Some nice and beautiful shells of the museums collection


Perotrochus westralis

Patella nigra
Haliotis scalaris
Patella granatina

Clanculus puniceus

Angaria delphinus melanacantha
Angaria sphaerula
Angaria vicdani
Angaria neglecta

Tibia fusus fusus

Lambis violacea
Strombus listeri
Strombus sinuatus

Cypraea tigris
Cypraea mappa
Cypraea pantherina

Cypraea aurantium

Cypraea fultoni

Cypraea guttata
Cypraea porteri

Cypraea hesitata
Cypraea armeniaca
Cypraea hesitata

Cypraea tessellata

Colubraria souverbii
Cancellaria lyrata
Trigonostoma pellucidum

Siratus alabaster

Epitonium scalare
Amaea ferminiana
Cirsostrema varicosa

Cymbiola nobilis
Scaphella junonia
Teramachia dupreyae
Amoria (Cymbiolista) hunteri
Cymbiola pulchra
Amoria ellioti

Conus geographus
Conus textile
Oliva porphyria

Conus bengalensis
Conus milneedwardsi
Conus gloriamaris

Conus dusaveli
Conus genuanus
Conus bullatus

Architectonica trochlearis
Thatcheria mirabilis

a view into the drawer with Conidae

the show-case in the malacological
collection room

Pecten jacobaeus (middle)
Pecten keppelianus (left)
Pecten diegensis (right)

Chlamys glabra

Aequipecten opercularis

Chlamys delicatula

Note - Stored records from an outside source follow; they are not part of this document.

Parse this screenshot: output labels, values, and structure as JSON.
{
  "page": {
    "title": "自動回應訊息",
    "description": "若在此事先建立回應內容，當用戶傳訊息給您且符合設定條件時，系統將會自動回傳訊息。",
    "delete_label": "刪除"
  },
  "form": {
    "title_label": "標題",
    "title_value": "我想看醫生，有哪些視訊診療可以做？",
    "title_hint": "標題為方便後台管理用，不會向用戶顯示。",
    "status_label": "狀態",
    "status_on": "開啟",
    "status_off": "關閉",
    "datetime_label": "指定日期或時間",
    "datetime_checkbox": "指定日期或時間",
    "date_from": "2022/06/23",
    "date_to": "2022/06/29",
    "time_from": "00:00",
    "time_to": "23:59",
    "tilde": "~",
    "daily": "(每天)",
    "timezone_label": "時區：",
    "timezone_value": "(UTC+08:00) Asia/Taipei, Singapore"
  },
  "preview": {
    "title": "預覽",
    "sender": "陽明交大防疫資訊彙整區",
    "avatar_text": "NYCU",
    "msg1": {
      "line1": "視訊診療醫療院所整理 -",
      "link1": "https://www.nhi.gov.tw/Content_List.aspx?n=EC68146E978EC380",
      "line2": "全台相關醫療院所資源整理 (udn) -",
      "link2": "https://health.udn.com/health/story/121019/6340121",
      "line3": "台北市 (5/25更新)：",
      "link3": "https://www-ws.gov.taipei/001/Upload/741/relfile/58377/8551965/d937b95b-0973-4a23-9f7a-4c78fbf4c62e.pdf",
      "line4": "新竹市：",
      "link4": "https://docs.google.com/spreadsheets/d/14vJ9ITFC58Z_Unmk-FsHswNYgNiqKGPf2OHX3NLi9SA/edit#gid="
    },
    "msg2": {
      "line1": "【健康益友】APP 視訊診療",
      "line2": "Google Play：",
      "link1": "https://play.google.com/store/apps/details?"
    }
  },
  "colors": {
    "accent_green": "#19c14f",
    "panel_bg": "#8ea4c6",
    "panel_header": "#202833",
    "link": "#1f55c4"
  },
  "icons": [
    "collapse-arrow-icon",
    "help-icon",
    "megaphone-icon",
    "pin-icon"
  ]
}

Chlamys (Cryptopecten) pallium (middle)
Argopecten gibbus (middle left)
Pecten (?) flabellum (middle right)
Chlamys hastata hericea (middle)

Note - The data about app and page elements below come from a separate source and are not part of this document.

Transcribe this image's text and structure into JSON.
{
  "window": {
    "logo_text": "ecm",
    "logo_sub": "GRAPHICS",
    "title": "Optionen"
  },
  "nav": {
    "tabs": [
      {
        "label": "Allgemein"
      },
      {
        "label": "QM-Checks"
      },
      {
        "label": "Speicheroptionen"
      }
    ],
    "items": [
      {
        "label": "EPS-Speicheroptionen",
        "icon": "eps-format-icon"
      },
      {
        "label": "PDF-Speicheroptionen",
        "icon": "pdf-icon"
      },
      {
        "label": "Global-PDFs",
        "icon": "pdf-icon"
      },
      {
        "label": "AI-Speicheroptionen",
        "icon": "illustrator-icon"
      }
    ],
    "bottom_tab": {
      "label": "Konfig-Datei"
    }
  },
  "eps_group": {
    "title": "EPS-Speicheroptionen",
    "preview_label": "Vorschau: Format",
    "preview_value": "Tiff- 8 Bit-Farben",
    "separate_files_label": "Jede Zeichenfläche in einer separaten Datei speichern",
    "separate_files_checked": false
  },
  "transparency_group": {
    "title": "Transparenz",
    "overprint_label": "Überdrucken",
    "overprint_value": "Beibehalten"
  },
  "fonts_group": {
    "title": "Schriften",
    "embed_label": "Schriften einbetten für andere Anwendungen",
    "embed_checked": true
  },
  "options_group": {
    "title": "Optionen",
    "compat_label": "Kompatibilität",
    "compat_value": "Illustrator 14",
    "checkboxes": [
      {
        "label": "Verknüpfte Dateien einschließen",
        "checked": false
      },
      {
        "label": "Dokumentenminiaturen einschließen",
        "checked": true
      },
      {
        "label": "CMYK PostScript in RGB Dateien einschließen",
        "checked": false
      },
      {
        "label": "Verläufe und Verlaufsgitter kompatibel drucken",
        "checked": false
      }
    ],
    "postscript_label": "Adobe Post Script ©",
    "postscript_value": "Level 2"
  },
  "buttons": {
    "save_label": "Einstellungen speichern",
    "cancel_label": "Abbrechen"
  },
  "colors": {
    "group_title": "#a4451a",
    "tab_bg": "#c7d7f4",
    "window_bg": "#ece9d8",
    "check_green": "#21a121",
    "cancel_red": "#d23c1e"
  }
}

Lyropecten subnodosus

Placopecten magellanicus

view into a drawer with Pectinidae

Hinnites (Crassadoma) giganteus / multirugosus

Malleus malleus (middle)
Lopha cristagalli

Chama lazarus (yellow)
Spondylus regius (left)
Spondylus americanus (right)

Cardium hians

Dinocardium robustum vanhyningi

Hippopus hippopus (left)
Tridacna sqquamosa (right)

Tellina (tenuis) exigua

Tellina planata
Tellina nitida

Solecurtus strigillatus
Pharus legumen
Solecurtus scopula

Glossus humanus

Callista chione

Cyrtopleura costata

Photos: Wolfgang Sölder, Tiroler Landesmuseum Ferdinandeum

 

Appendix

Helmut Nisters contact details (work and home).

Natural History Department of the Tiroler Landesmuseum Ferdinandeum Innsbruck,
Malacological Collection,
Feldstr. 11a,
A-6020 Innsbruck, Austria, Europe.
Phone: 0043 512 58 72 86 37.
Helmut Nisters
Franz-Fischer-Str. 46
A-6020 Innsbruck, Austria, Europe
Phone and Fax: 0043 512 57 32 14
E-mail: helmut.helix.nisters@aon.at
URL: www.tirolkultur.at/nisters/